1984 - MONIQUE & CAROLINE
In the autumn of 1984 Radio Monique found themselves looking for a new platform to broadcast from and approached Ronan O' Rahilly for the possibility of sharing Studio's and Transmitters with Radio Caroline, onboard Ross Revenge.
With a programming format aligned to a Dutch speaking audience - promoting Dutch artists, and having the backing of both recognised recording companies in Holland and the Canadian Lotto 64/9, Ronan entered into contract with Radio Monique enabling them to provide a Dutch language service from the ship.
Radio Monique were also fortunate to have the backing of a number of Belgium and Dutch businessmen, most notable Luc van Driessche, Director of the popular 'Topic' Magazine.
In true Caroline style the emergence of Radio Monique was kept under close wraps, but it wasnt long before speculation and rumours turned into reality. On 15th December 1984 Radio Caroline's two frequencies, 576kHZ (519m) and 963kHZ (312m), were now carrying both Radio Caroline (519) and Radio Monique (312) respectively.

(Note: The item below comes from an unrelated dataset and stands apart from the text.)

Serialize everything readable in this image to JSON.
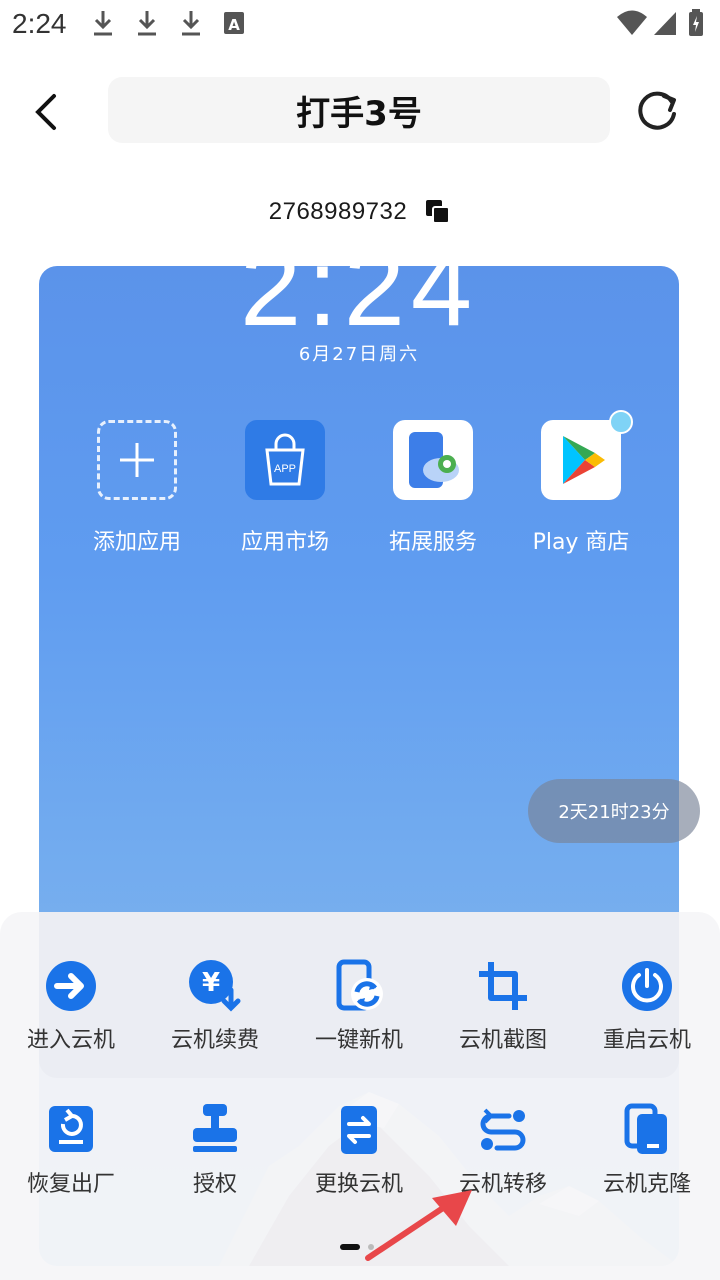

Radio Monique's arrival onboard Ross Revenge didn't quite go exactly to plan. In December 1984 extremely bad weather resulted in generator and transmitter problems, together with storm damage to the 300ft aerial - preventing both Caroline and Monique from broadcasting, albeit intermittently, between December 1984 and January 1985.
A Force 10 gale on 6th January resulted in Ross Revenge dragging her anchor at which point the emergency services were alerted, and transmissions were temporarily shut down. Thankfully, Ross Revenge was able to sail under her own steam back to her previous anchorage accompanied by the Walton on the Naze lifeboat. The problems however did not end there. Whilst Radio Caroline were able to return to air, damage caused by the extreme weather prevented Radio Monique from resuming their broadcasts.
After a relatively trouble free six months broadcasting from Ross Revenge, Radio Moniques's woes were set to return in the form of the UK Governmnet DTI surveillance vessel 'Dioptric Surveyor' which anchored roughly between Ross Revenge and The Communicator (Laser 558's Radio Ship), with the express intention of preventing tendered supplies reaching either ship. - and the Dutch authorities determination in taking Radio Monique off air.
Unlike the UK Government, the Dutch authorities chose to take action against Radio Monique back on land by targetting suppliers and those involved with advertising and promoting the station. These actions proved successful to the Dutch authoritites by essentially cutting off much needed supplies and financial support.
January 1986 - by now both Radio Caroline and Radio Monique were starting to feel the pinch of the authorities' interference. Monique in particular were increasingly being starved out of financial support from their backers, but also delivery of much needed new material to broadcast to their listeners was also being hampered by the authorities.
30th January 1986 and Ross Revenge and her crew were yet again subjected to bad weather - this time in the form of a Force 8 gale whilst anchored in the Knock Deep, just outside of UK territorial waters. With a broken anchor chain Ross Revenge drifted some 10 miles, close to the Tongue Lightship, placing her inside territorial waters. On this occasion the Sheerness Lifeboat came to the rescue escorting her back to her previous anchorage where the ship's emergency anchor was brought into action. Whilst Radio Caroline were able to resume broadcasting (on 558kHZ) relatively quickly, the Radio Monique transmitter remained silent for a couple of days after - resuming service on 963kHZ on 2nd February.
On the evening of October 15th 1987 a hurricane caused extensive damage across southern England, with Ross Revenge finding herself in the path of the storm. Suprisingly, given that vast areas of the south east suffered devastation, Ross Revenge encountered what appeared at the time to be only minor damage - enabling both Radio Caroline and Radio Monique to continue broadcasting. With exception to a few outages, transmissions continued relatively unhindered until the latter part of November 1987.
In the interim between October and November, Radio Monique were forced to change from their 693kHZ frequency to 819kHZ due to a Finnish radio station, Radio Yleis, broadcasting on the same frequency with much stronger transmissions.
24th November 1987 saw another storm hit Ross Revenge. Although not as ferious as the previous October hurricane, the storm caused signifcant damage to both the Diplexer and the 300ft mast, resulting in the mast collapsing - and signalling the end of Radio Monique's broadcasting period from onboard Ross Revenge.